- 2Set Up for Cleaning: Place a mug on the tray, ensuring there's no K-cup in the K-cup pod holder.
- 3Start the Cleaning Cycle: Initiate a normal brew cycle. Whether you're making a cup of ground coffee, a flavored coffee, or using a cappuccino maker function, the process remains the same.
- 4Dispose and Repeat: Empty the mug and repeat the third step until the 'add water indicator light turns on.
- 5Let the Machine Rest: Allow your machine to rest for 30 minutes to ensure the descaling solution or vinegar mixture has ample time to work on any deposits.
- 6Rinse the Reservoir: Thoroughly rinse out the water reservoir to remove all traces of the descaling solution or vinegar, reducing the risk of a vinegar smell during the next brewing cycle.
- 7Flush with Fresh Water: Fill the reservoir to the max line with fresh, preferably filtered, water. Run a minimum of 12 cycles through to completely clear out any residual vinegar or descaling solution. If you're only using tap water, it might require more cycles.
Keurig Vs Drip Coffee Makers (Whose Lifespan Reigns Supreme?)

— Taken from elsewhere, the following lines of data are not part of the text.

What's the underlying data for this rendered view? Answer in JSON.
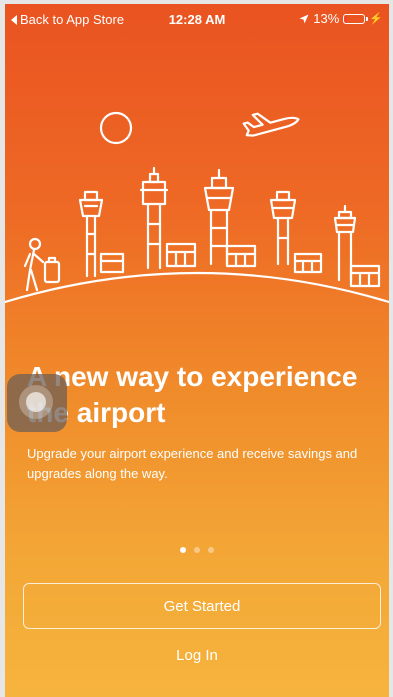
{
  "status_bar": {
    "back_label": "Back to App Store",
    "time": "12:28 AM",
    "battery_percent": "13%",
    "battery_level": 0.13,
    "battery_color": "#ff3b30",
    "icons": [
      "back-triangle-icon",
      "location-arrow-icon",
      "battery-icon",
      "charging-bolt-icon"
    ]
  },
  "onboarding": {
    "headline": "A new way to experience the airport",
    "subtext": "Upgrade your airport experience and receive savings and upgrades along the way.",
    "pager": {
      "count": 3,
      "active_index": 0
    }
  },
  "actions": {
    "get_started": "Get Started",
    "log_in": "Log In"
  },
  "colors": {
    "gradient_top": "#ea5321",
    "gradient_bottom": "#f6b43e",
    "foreground": "#ffffff"
  },
  "illustration_icons": [
    "sun-icon",
    "airplane-icon",
    "control-tower-icon",
    "traveler-icon",
    "terminal-building-icon"
  ]
}
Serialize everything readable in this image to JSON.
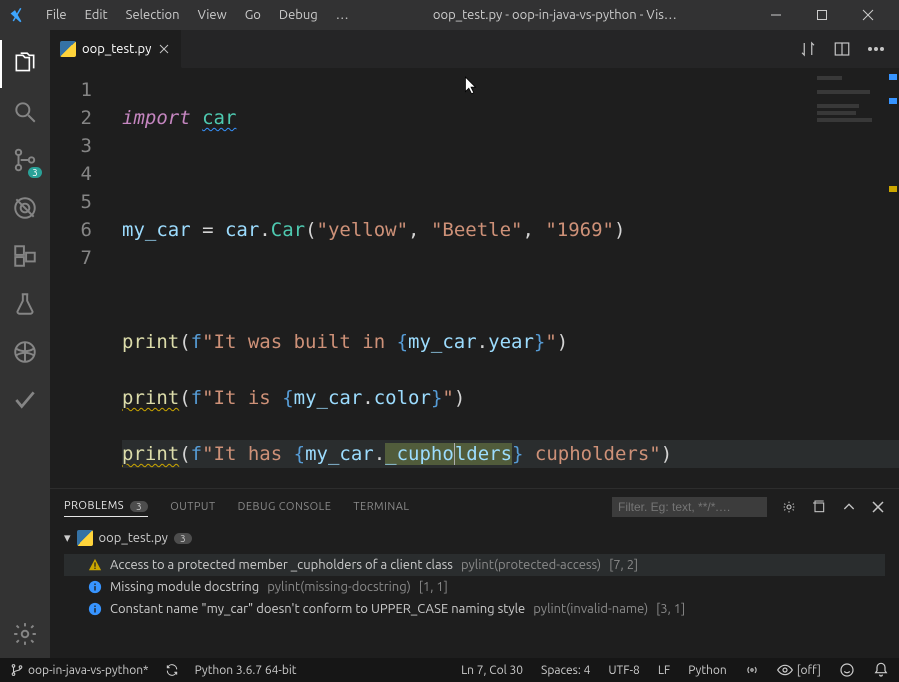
{
  "window": {
    "title": "oop_test.py - oop-in-java-vs-python - Vis…"
  },
  "menu": [
    "File",
    "Edit",
    "Selection",
    "View",
    "Go",
    "Debug",
    "…"
  ],
  "activitybar": {
    "scm_badge": "3"
  },
  "tab": {
    "filename": "oop_test.py"
  },
  "editor": {
    "line_numbers": [
      "1",
      "2",
      "3",
      "4",
      "5",
      "6",
      "7"
    ],
    "l1_kw": "import",
    "l1_mod": "car",
    "l3_var": "my_car",
    "l3_eq": " = ",
    "l3_mod": "car",
    "l3_dot": ".",
    "l3_cls": "Car",
    "l3_open": "(",
    "l3_s1": "\"yellow\"",
    "l3_c": ", ",
    "l3_s2": "\"Beetle\"",
    "l3_s3": "\"1969\"",
    "l3_close": ")",
    "l5_fn": "print",
    "l5_open": "(",
    "l5_f": "f",
    "l5_str_a": "\"It was built in ",
    "l5_lb": "{",
    "l5_var": "my_car",
    "l5_dot": ".",
    "l5_attr": "year",
    "l5_rb": "}",
    "l5_str_b": "\"",
    "l5_close": ")",
    "l6_str_a": "\"It is ",
    "l6_attr": "color",
    "l7_str_a": "\"It has ",
    "l7_attr": "_cupholders",
    "l7_sel_a": "_cupho",
    "l7_sel_b": "lders",
    "l7_str_b": " cupholders\""
  },
  "panel": {
    "tabs": {
      "problems": "PROBLEMS",
      "output": "OUTPUT",
      "debug": "DEBUG CONSOLE",
      "terminal": "TERMINAL"
    },
    "problems_badge": "3",
    "filter_placeholder": "Filter. Eg: text, **/*.…",
    "file": "oop_test.py",
    "file_count": "3",
    "items": [
      {
        "sev": "warning",
        "msg": "Access to a protected member _cupholders of a client class",
        "src": "pylint(protected-access)",
        "loc": "[7, 2]"
      },
      {
        "sev": "info",
        "msg": "Missing module docstring",
        "src": "pylint(missing-docstring)",
        "loc": "[1, 1]"
      },
      {
        "sev": "info",
        "msg": "Constant name \"my_car\" doesn't conform to UPPER_CASE naming style",
        "src": "pylint(invalid-name)",
        "loc": "[3, 1]"
      }
    ]
  },
  "statusbar": {
    "branch": "oop-in-java-vs-python*",
    "python": "Python 3.6.7 64-bit",
    "pos": "Ln 7, Col 30",
    "spaces": "Spaces: 4",
    "encoding": "UTF-8",
    "eol": "LF",
    "lang": "Python",
    "preview": "[off]"
  }
}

Keurigs may not be the longest-lasting kid on the block, but they sure hold their own!
With a life span of around 3 to 5 years, they outlive Ninja coffee makers and even match with big automatic coffee makers like Cuisinart and Mr. Coffee.
Sure, other coffee makers like Hamilton Beach and Decker coffee machines might go the distance, but let me tell you, those filter costs add up!
Meanwhile, Keurig is there for you, ready to serve that perfect one-cup brew without any fuss.
So, if you ask me, I'd say go for the Keurig. It's a bit pricier, yes, but the convenience and the smooth brewing experience are worth every penny.
However, if you're more of a hands-on, manual brewing aficionado, then that's another story.
Remember, time is money, and with a Keurig, you'll certainly save on brewing time, even with a touch more maintenance. Just my two cents!
Related Keurig Lifespan Questions
Which Keurig lasts the longest?
Although Keurig doesn't advertise which of their models last the longest, the Keurig 2.0 line lasts longer than the other models, according to reviews. On top of that, it has a higher brewing capacity and can brew coffee that can last you more than a day—of course, unless you drink coffee like water.
How long is a Keurig warranty?
A Keurig warranty lasts for a year from the date you purchase the machine. Just be sure to register your brewer right away.
How do I get a free Keurig replacement?
You can get a free Keurig replacement if your device has a factory defect and the defect has been discovered while under warranty.
Can an old Keurig make you sick?
An old Keurig can make you sick if you fail to take care of it. If you haven’t cleaned or descaled your machine at all, it may have bacteria and mold buildup that can make you seek.
How do I store my Keurig for months?
To store your Keurig for months, all you need to do is remove any pods from the machine and empty the reservoir. It’s also good practice to descale and thoroughly clean your machine if you have been using it for a while before storing it.
With proper care and maintenance, a Keurig machine can keep brewing your favorite coffee for 3-5 years.
Though it may require a slightly higher initial investment, the convenience and reliability it offers make it a worthwhile choice for coffee enthusiasts seeking a balance between quality and ease of use.